PROBLEM TO WORK ON: Copy out all lines in the data below containing the string "JSON".

== DATA RECORDS ==

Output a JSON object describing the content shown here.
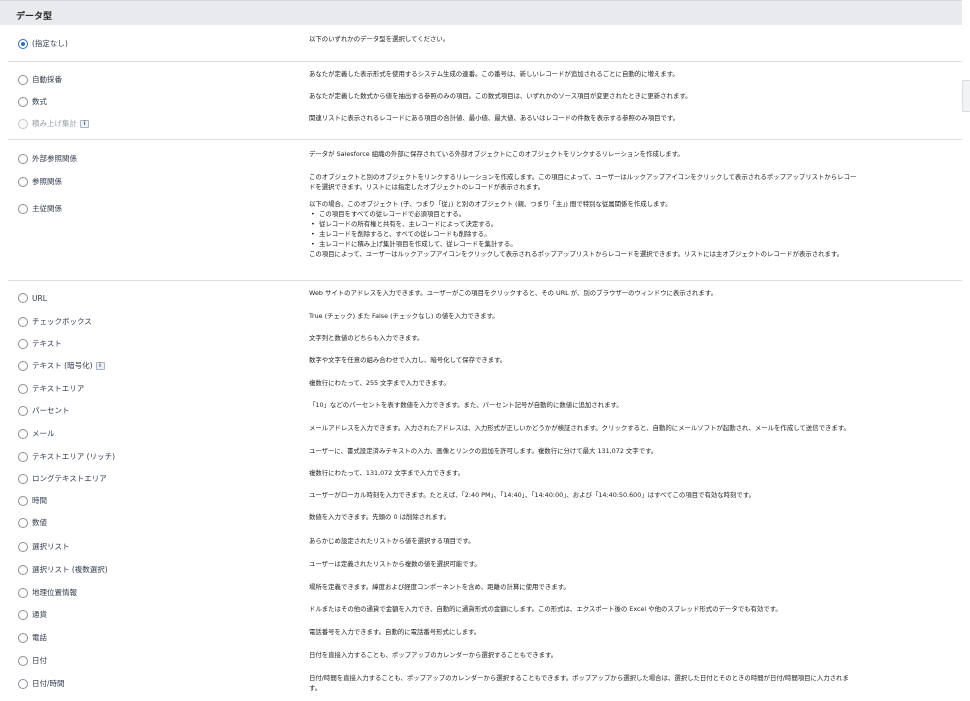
{
  "header": {
    "title": "データ型"
  },
  "groups": [
    {
      "items": [
        {
          "label": "(指定なし)",
          "description": "以下のいずれかのデータ型を選択してください。",
          "checked": true
        }
      ]
    },
    {
      "items": [
        {
          "label": "自動採番",
          "description": "あなたが定義した表示形式を使用するシステム生成の連番。この番号は、新しいレコードが追加されるごとに自動的に増えます。"
        },
        {
          "label": "数式",
          "description": "あなたが定義した数式から値を抽出する参照のみの項目。この数式項目は、いずれかのソース項目が変更されたときに更新されます。"
        },
        {
          "label": "積み上げ集計",
          "description": "関連リストに表示されるレコードにある項目の合計値、最小値、最大値、あるいはレコードの件数を表示する参照のみ項目です。",
          "disabled": true,
          "info": "i"
        }
      ]
    },
    {
      "items": [
        {
          "label": "外部参照関係",
          "description": "データが Salesforce 組織の外部に保存されている外部オブジェクトにこのオブジェクトをリンクするリレーションを作成します。"
        },
        {
          "label": "参照関係",
          "description_lines": [
            "このオブジェクトと別のオブジェクトをリンクするリレーションを作成します。この項目によって、ユーザーはルックアップアイコンをクリックして表示されるポップアップリストからレコー",
            "ドを選択できます。リストには指定したオブジェクトのレコードが表示されます。"
          ]
        },
        {
          "label": "主従関係",
          "description_intro": "以下の場合、このオブジェクト (子、つまり「従」) と別のオブジェクト (親、つまり「主」) 間で特別な従属関係を作成します。",
          "bullets": [
            "この項目をすべての従レコードで必須項目とする。",
            "従レコードの所有権と共有を、主レコードによって決定する。",
            "主レコードを削除すると、すべての従レコードも削除する。",
            "主レコードに積み上げ集計項目を作成して、従レコードを集計する。"
          ],
          "description_outro": "この項目によって、ユーザーはルックアップアイコンをクリックして表示されるポップアップリストからレコードを選択できます。リストには主オブジェクトのレコードが表示されます。"
        }
      ]
    },
    {
      "items": [
        {
          "label": "URL",
          "description": "Web サイトのアドレスを入力できます。ユーザーがこの項目をクリックすると、その URL が、別のブラウザーのウィンドウに表示されます。"
        },
        {
          "label": "チェックボックス",
          "description": "True (チェック) また False (チェックなし) の値を入力できます。"
        },
        {
          "label": "テキスト",
          "description": "文字列と数値のどちらも入力できます。"
        },
        {
          "label": "テキスト (暗号化)",
          "description": "数字や文字を任意の組み合わせで入力し、暗号化して保存できます。",
          "info": "i"
        },
        {
          "label": "テキストエリア",
          "description": "複数行にわたって、255 文字まで入力できます。"
        },
        {
          "label": "パーセント",
          "description": "「10」などのパーセントを表す数値を入力できます。また、パーセント記号が自動的に数値に追加されます。"
        },
        {
          "label": "メール",
          "description": "メールアドレスを入力できます。入力されたアドレスは、入力形式が正しいかどうかが検証されます。クリックすると、自動的にメールソフトが起動され、メールを作成して送信できます。"
        },
        {
          "label": "テキストエリア (リッチ)",
          "description": "ユーザーに、書式設定済みテキストの入力、画像とリンクの追加を許可します。複数行に分けて最大 131,072 文字です。"
        },
        {
          "label": "ロングテキストエリア",
          "description": "複数行にわたって、131,072 文字まで入力できます。"
        },
        {
          "label": "時間",
          "description": "ユーザーがローカル時刻を入力できます。たとえば、「2:40 PM」、「14:40」、「14:40:00」、および「14:40:50.600」はすべてこの項目で有効な時刻です。"
        },
        {
          "label": "数値",
          "description": "数値を入力できます。先頭の 0 は削除されます。"
        },
        {
          "label": "選択リスト",
          "description": "あらかじめ設定されたリストから値を選択する項目です。"
        },
        {
          "label": "選択リスト (複数選択)",
          "description": "ユーザーは定義されたリストから複数の値を選択可能です。"
        },
        {
          "label": "地理位置情報",
          "description": "場所を定義できます。緯度および経度コンポーネントを含め、距離の計算に使用できます。"
        },
        {
          "label": "通貨",
          "description": "ドルまたはその他の通貨で金額を入力でき、自動的に通貨形式の金額にします。この形式は、エクスポート後の Excel や他のスプレッド形式のデータでも有効です。"
        },
        {
          "label": "電話",
          "description": "電話番号を入力できます。自動的に電話番号形式にします。"
        },
        {
          "label": "日付",
          "description": "日付を直接入力することも、ポップアップのカレンダーから選択することもできます。"
        },
        {
          "label": "日付/時間",
          "description_lines": [
            "日付/時間を直接入力することも、ポップアップのカレンダーから選択することもできます。ポップアップから選択した場合は、選択した日付とそのときの時間が日付/時間項目に入力されま",
            "す。"
          ]
        }
      ]
    }
  ]
}
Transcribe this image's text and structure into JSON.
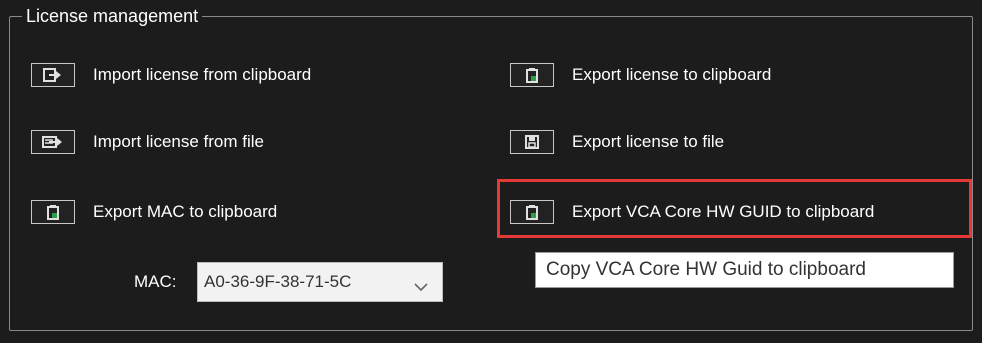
{
  "group": {
    "title": "License management"
  },
  "actions": {
    "import_clipboard": {
      "label": "Import license from clipboard",
      "icon": "import-arrow-icon"
    },
    "import_file": {
      "label": "Import license from file",
      "icon": "import-file-icon"
    },
    "export_mac": {
      "label": "Export MAC to clipboard",
      "icon": "clipboard-icon"
    },
    "export_clipboard": {
      "label": "Export license to clipboard",
      "icon": "clipboard-icon"
    },
    "export_file": {
      "label": "Export license to file",
      "icon": "save-disk-icon"
    },
    "export_guid": {
      "label": "Export VCA Core HW GUID to clipboard",
      "icon": "clipboard-icon"
    }
  },
  "mac": {
    "label": "MAC:",
    "selected": "A0-36-9F-38-71-5C"
  },
  "tooltip": {
    "text": "Copy VCA Core HW Guid to clipboard"
  },
  "colors": {
    "background": "#1c1c1c",
    "highlight": "#e53935",
    "icon_accent": "#2e9e4a"
  }
}
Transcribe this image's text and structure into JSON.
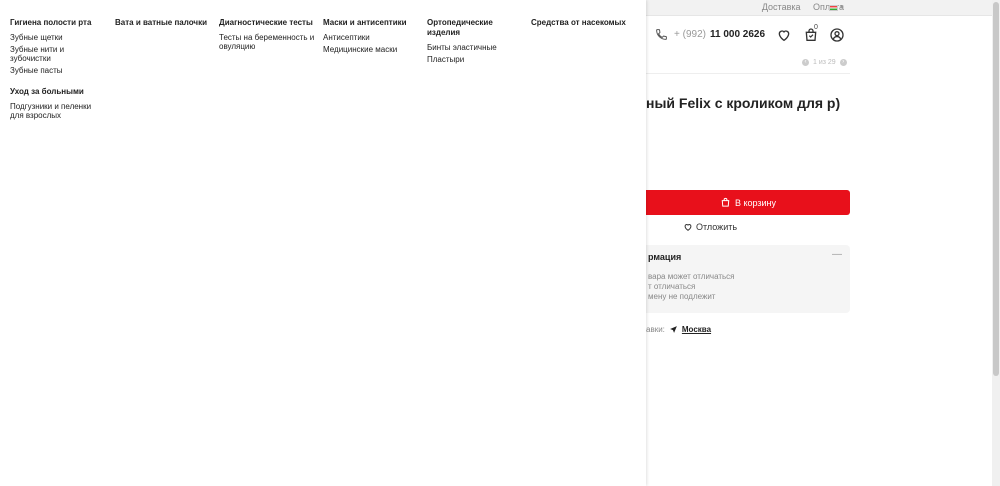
{
  "topbar": {
    "links": [
      "Доставка",
      "Оплата"
    ]
  },
  "header": {
    "phone_prefix": "+ (992)",
    "phone_number": "11 000 2626",
    "cart_count": "0",
    "icons": [
      "phone-icon",
      "heart-icon",
      "cart-icon",
      "user-icon"
    ]
  },
  "gallery": {
    "counter": "1 из 29"
  },
  "product": {
    "title": "ный Felix с кроликом для р)",
    "cart_button": "В корзину",
    "later": "Отложить",
    "info": {
      "title": "рмация",
      "lines": [
        "вара может отличаться",
        "т отличаться",
        "мену не подлежит"
      ]
    },
    "shipping_label": "авки:",
    "shipping_city": "Москва"
  },
  "menu": {
    "columns": [
      {
        "groups": [
          {
            "title": "Гигиена полости рта",
            "items": [
              "Зубные щетки",
              "Зубные нити и зубочистки",
              "Зубные пасты"
            ]
          },
          {
            "title": "Уход за больными",
            "items": [
              "Подгузники и пеленки для взрослых"
            ]
          }
        ]
      },
      {
        "groups": [
          {
            "title": "Вата и ватные палочки",
            "items": []
          }
        ]
      },
      {
        "groups": [
          {
            "title": "Диагностические тесты",
            "items": [
              "Тесты на беременность и овуляцию"
            ]
          }
        ]
      },
      {
        "groups": [
          {
            "title": "Маски и антисептики",
            "items": [
              "Антисептики",
              "Медицинские маски"
            ]
          }
        ]
      },
      {
        "groups": [
          {
            "title": "Ортопедические изделия",
            "items": [
              "Бинты эластичные",
              "Пластыри"
            ]
          }
        ]
      },
      {
        "groups": [
          {
            "title": "Средства от насекомых",
            "items": []
          }
        ]
      }
    ]
  },
  "colors": {
    "accent": "#e8101b"
  }
}
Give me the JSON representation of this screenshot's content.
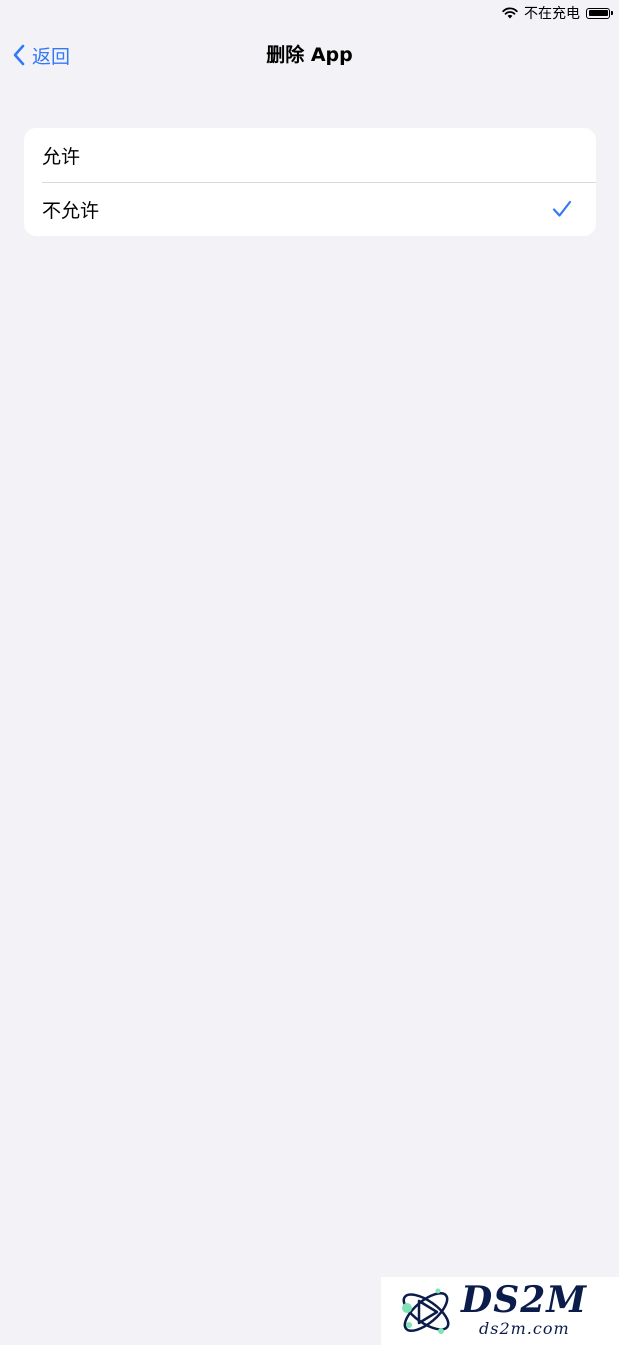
{
  "status_bar": {
    "charging_text": "不在充电",
    "icons": [
      "wifi-icon",
      "battery-icon"
    ]
  },
  "nav": {
    "back_label": "返回",
    "title": "删除 App"
  },
  "options": [
    {
      "label": "允许",
      "selected": false
    },
    {
      "label": "不允许",
      "selected": true
    }
  ],
  "watermark": {
    "logo_text": "DS2M",
    "logo_url": "ds2m.com"
  },
  "colors": {
    "background": "#f2f2f7",
    "accent": "#3478f6",
    "card": "#ffffff"
  }
}
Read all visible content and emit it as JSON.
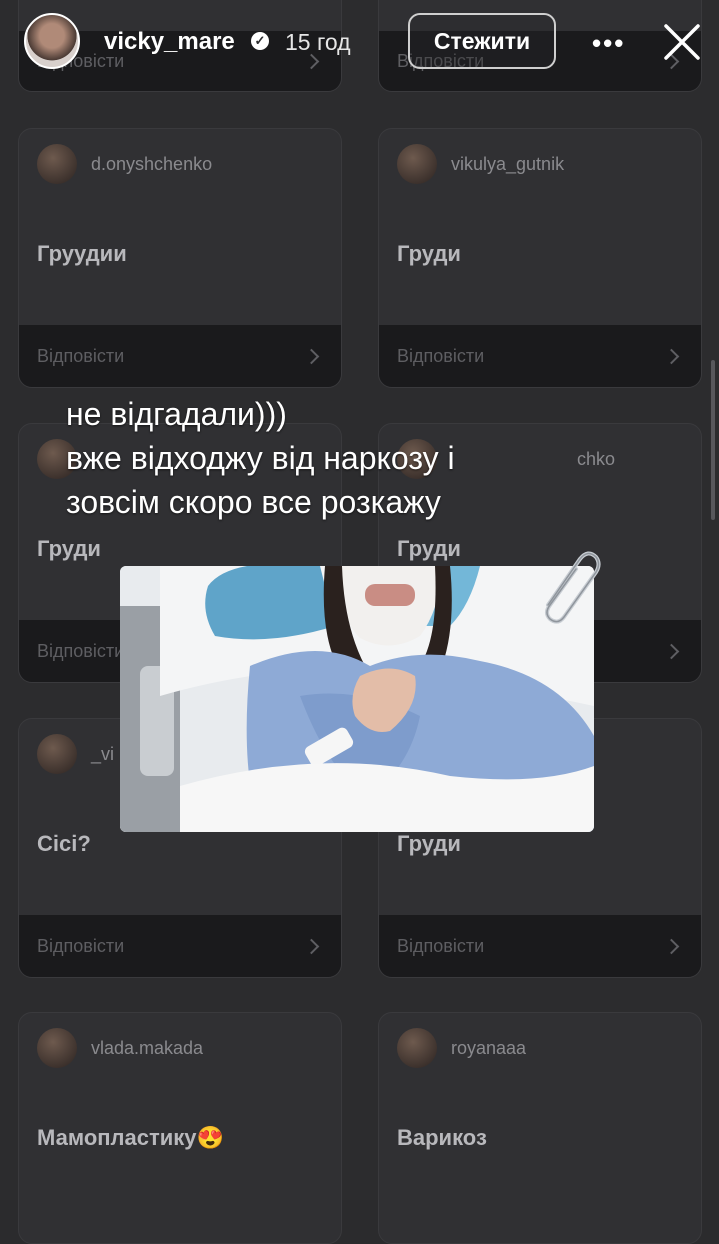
{
  "header": {
    "username": "vicky_mare",
    "time": "15 год",
    "follow_label": "Стежити",
    "more_icon": "more-horizontal-icon",
    "close_icon": "close-icon"
  },
  "overlay": {
    "lines": [
      "не відгадали)))",
      "вже відходжу від наркозу і",
      "зовсім скоро все розкажу"
    ]
  },
  "cards": {
    "reply_label": "Відповісти",
    "items": [
      {
        "user": "d.onyshchenko",
        "answer": "Груудии"
      },
      {
        "user": "vikulya_gutnik",
        "answer": "Груди"
      },
      {
        "user": "",
        "answer": "Груди"
      },
      {
        "user": "chko",
        "answer": "Груди"
      },
      {
        "user": "_vi",
        "answer": "Сісі?"
      },
      {
        "user": "",
        "answer": "Груди"
      },
      {
        "user": "vlada.makada",
        "answer": "Мамопластику😍"
      },
      {
        "user": "royanaaa",
        "answer": "Варикоз"
      }
    ]
  },
  "colors": {
    "background": "#2c2c2e",
    "card": "#303033",
    "reply_bar": "#1a1a1c"
  }
}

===

TASK RESULT:
Output a JSON object describing the content shown here.
Transcribe this image's text and structure into JSON.
Transcribe this image's text and structure into JSON.
Give me the JSON representation of this screenshot's content.
Read all visible content and emit it as JSON.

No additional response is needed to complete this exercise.